If PR reach is what NBC or any other station wants to accomplish by drafting A-lister power, cut out the middle man and offer to partake in action and or their own over-adequate finances. Donating your A-lister “time” by giving a “free” performance feels somewhat patronizing if you think about the angle that time belongs to no person alone. Bruce Springsteen’s 5 minutes are the same as mine and yours if we’re both caught in a collapsing building. (Something else to think about.) If you HAVE to have something other than rolling up sleeves to clean up, maybe little one-on-one interviews with musicians on primetime, (a la Vh1’s Behind the Music) talking about past experiences with locations or businesses over just performing songs. Equally engaging for the public but more humanizing and down to earth for extremely well-off celebrities who claim to want to connect with their roots. Just a rough idea…
New York City itself is slowly coming back up to speed and in the meantime, its own signature arts scene has clearly been damaged and frozen -some parts more extensively than others- the same as the state of affairs for individual homeowners. The places that could typically be found trying to provide a mental break to the public are debilitated just the same. Le Poisson Rouge, Joe’s Pub, Galapagos Art Space, all of Broadway, many independent music clubs, even the Metropolitan Opera… Each of these has had repeated closure due to lack of transportation or power outages that remain unfixed.
In essence, one doesn’t see them as business entities meant to entertain but as another ‘individual’ caught up in a slow recovery process.
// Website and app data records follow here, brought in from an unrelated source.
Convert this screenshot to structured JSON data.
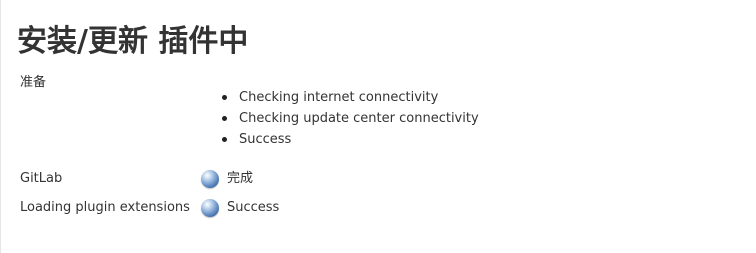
{
  "page": {
    "title": "安装/更新 插件中"
  },
  "preparation": {
    "label": "准备",
    "checks": [
      "Checking internet connectivity",
      "Checking update center connectivity",
      "Success"
    ]
  },
  "jobs": [
    {
      "name": "GitLab",
      "status": "完成",
      "icon": "blue-ball-icon",
      "color": "#4a76b3"
    },
    {
      "name": "Loading plugin extensions",
      "status": "Success",
      "icon": "blue-ball-icon",
      "color": "#4a76b3"
    }
  ]
}
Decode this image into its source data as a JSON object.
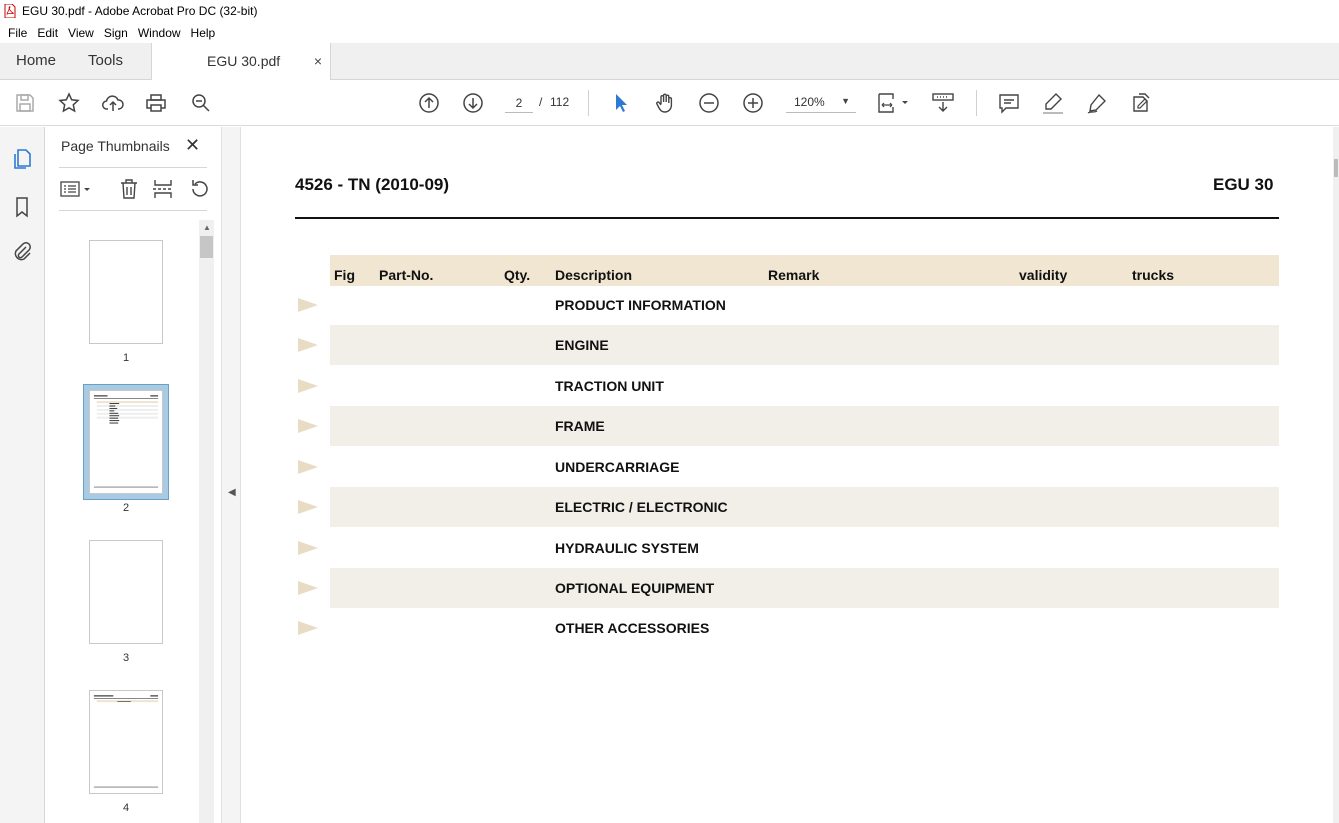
{
  "window": {
    "title": "EGU 30.pdf - Adobe Acrobat Pro DC (32-bit)"
  },
  "menu": [
    "File",
    "Edit",
    "View",
    "Sign",
    "Window",
    "Help"
  ],
  "tabs": {
    "home": "Home",
    "tools": "Tools",
    "document": "EGU 30.pdf",
    "close": "×"
  },
  "toolbar": {
    "page_current": "2",
    "page_separator": "/",
    "page_total": "112",
    "zoom": "120%"
  },
  "sidebar": {
    "title": "Page Thumbnails",
    "thumbnails": [
      {
        "page": "1"
      },
      {
        "page": "2",
        "selected": true
      },
      {
        "page": "3"
      },
      {
        "page": "4"
      }
    ]
  },
  "document": {
    "header_left": "4526 - TN (2010-09)",
    "header_right": "EGU 30",
    "columns": [
      "Fig",
      "Part-No.",
      "Qty.",
      "Description",
      "Remark",
      "validity",
      "trucks"
    ],
    "rows": [
      "PRODUCT INFORMATION",
      "ENGINE",
      "TRACTION UNIT",
      "FRAME",
      "UNDERCARRIAGE",
      "ELECTRIC / ELECTRONIC",
      "HYDRAULIC SYSTEM",
      "OPTIONAL EQUIPMENT",
      "OTHER ACCESSORIES"
    ]
  },
  "colors": {
    "header_band": "#f0e6d2",
    "row_alt": "#f1efe8",
    "row_arrow": "#e8dcc4",
    "select_blue": "#2d7ad4",
    "thumb_selected": "#a8cbe3"
  }
}
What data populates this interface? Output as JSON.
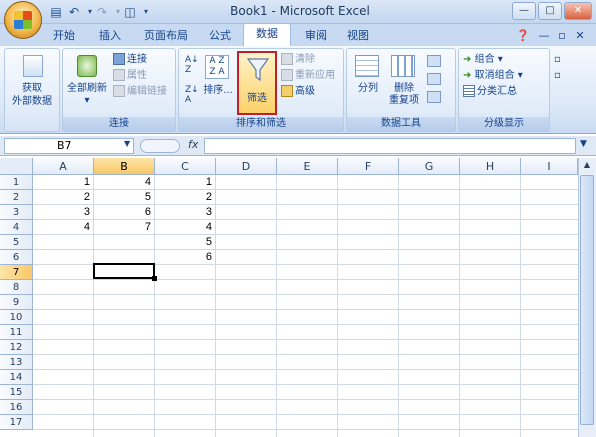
{
  "window": {
    "title": "Book1 - Microsoft Excel"
  },
  "qat": {
    "save_icon": "save-icon",
    "undo_icon": "undo-icon",
    "redo_icon": "redo-icon",
    "preview_icon": "print-preview-icon"
  },
  "tabs": [
    "开始",
    "插入",
    "页面布局",
    "公式",
    "数据",
    "审阅",
    "视图"
  ],
  "active_tab": "数据",
  "ribbon": {
    "get_external": {
      "label_line1": "获取",
      "label_line2": "外部数据"
    },
    "connections": {
      "refresh_line1": "全部刷新",
      "connections": "连接",
      "properties": "属性",
      "edit_links": "编辑链接",
      "group_label": "连接"
    },
    "sort_filter": {
      "sort": "排序...",
      "filter": "筛选",
      "clear": "清除",
      "reapply": "重新应用",
      "advanced": "高级",
      "group_label": "排序和筛选"
    },
    "data_tools": {
      "text_to_columns": "分列",
      "remove_dup_line1": "删除",
      "remove_dup_line2": "重复项",
      "group_label": "数据工具"
    },
    "outline": {
      "group": "组合",
      "ungroup": "取消组合",
      "subtotal": "分类汇总",
      "group_label": "分级显示"
    }
  },
  "formula_bar": {
    "name_box": "B7",
    "fx": "fx",
    "formula": ""
  },
  "columns": [
    "A",
    "B",
    "C",
    "D",
    "E",
    "F",
    "G",
    "H",
    "I"
  ],
  "rows": [
    "1",
    "2",
    "3",
    "4",
    "5",
    "6",
    "7",
    "8",
    "9",
    "10",
    "11",
    "12",
    "13",
    "14",
    "15",
    "16",
    "17"
  ],
  "cells": {
    "A": [
      "1",
      "2",
      "3",
      "4"
    ],
    "B": [
      "4",
      "5",
      "6",
      "7"
    ],
    "C": [
      "1",
      "2",
      "3",
      "4",
      "5",
      "6"
    ]
  },
  "selected_cell": "B7",
  "colors": {
    "highlight": "#c0202a",
    "selection": "#f9c867"
  }
}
In the cases of those arts organizations or entertainers put at a halt during disaster, wanting to get any arts business up and running again doesn’t necessarily have to come down to some kind of angry contest of ‘life vs. death importance.’ Regardless of the ‘non-essential’ ranking of art itself amid lack of food and water or support for the hospitalized, past those initial requirements to live, these are all businesses that provide jobs and money necessary for other everyday people to maintain their lively hoods; no less than any other local business across every other industry. Musical performance might have to straddle an awkward line of “is this important right now?” during a time of recovery but music makers and sustainers themselves? Absolutely as important as everyone else.
You can donate to the Red Cross by texting 90999 and $10 USD will be added to your regular cell phone bill -the funds going directly to the Red Cross for relief.
If you want to get involved in other ways, more directly on the scene in the NYC/NJ area, here is a link to a decent (but by no means total) list via treehugger.com of ways to volunteer or donate throughout the areas.
Leave a Reply